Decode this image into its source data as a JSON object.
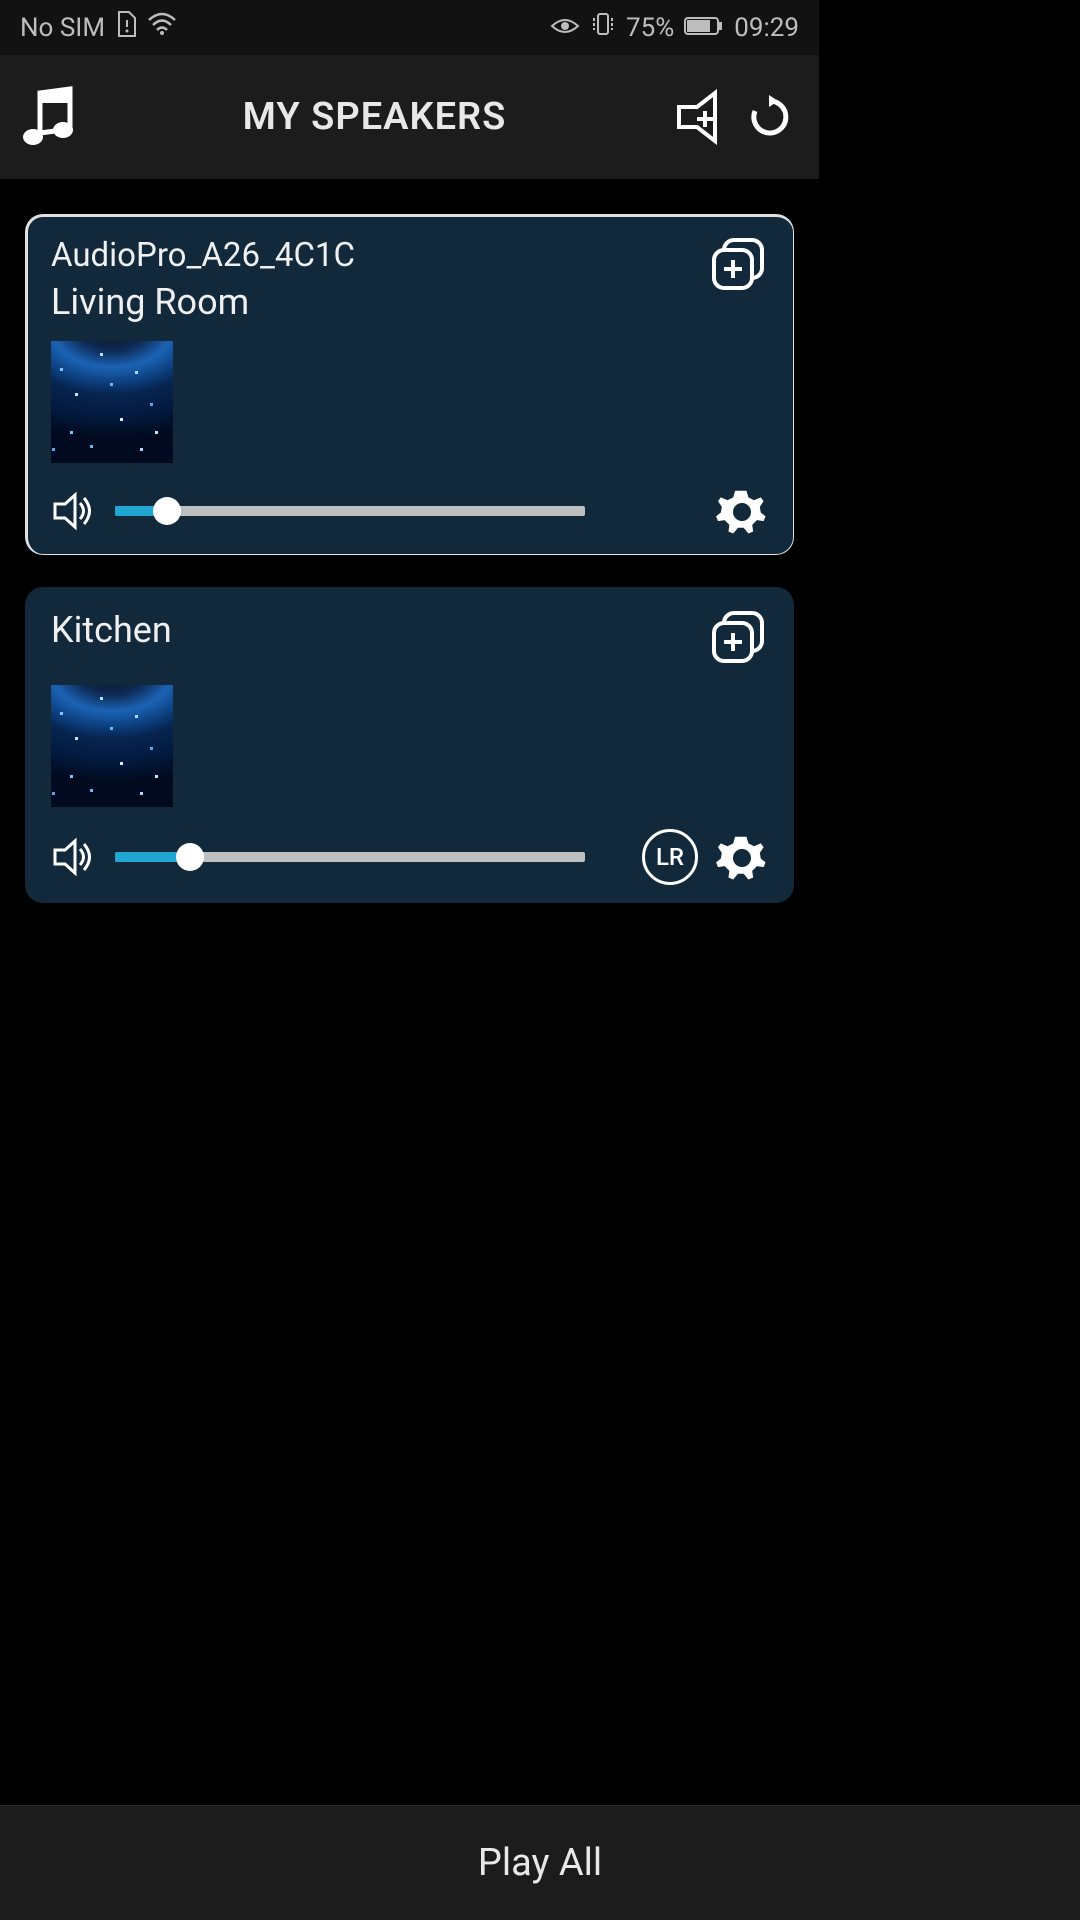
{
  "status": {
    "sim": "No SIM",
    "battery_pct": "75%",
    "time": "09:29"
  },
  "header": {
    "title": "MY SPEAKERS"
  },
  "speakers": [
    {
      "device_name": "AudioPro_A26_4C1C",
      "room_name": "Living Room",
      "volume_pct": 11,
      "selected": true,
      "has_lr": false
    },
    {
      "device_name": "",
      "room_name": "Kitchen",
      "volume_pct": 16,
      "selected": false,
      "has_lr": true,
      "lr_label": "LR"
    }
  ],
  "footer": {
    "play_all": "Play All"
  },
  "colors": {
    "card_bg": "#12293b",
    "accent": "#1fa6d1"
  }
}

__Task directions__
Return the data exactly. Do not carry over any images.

__Response__
Decode this image into its source data as a JSON object.
{
  "status": {
    "sim": "No SIM",
    "battery_pct": "75%",
    "time": "09:29"
  },
  "header": {
    "title": "MY SPEAKERS"
  },
  "speakers": [
    {
      "device_name": "AudioPro_A26_4C1C",
      "room_name": "Living Room",
      "volume_pct": 11,
      "selected": true,
      "has_lr": false
    },
    {
      "device_name": "",
      "room_name": "Kitchen",
      "volume_pct": 16,
      "selected": false,
      "has_lr": true,
      "lr_label": "LR"
    }
  ],
  "footer": {
    "play_all": "Play All"
  },
  "colors": {
    "card_bg": "#12293b",
    "accent": "#1fa6d1"
  }
}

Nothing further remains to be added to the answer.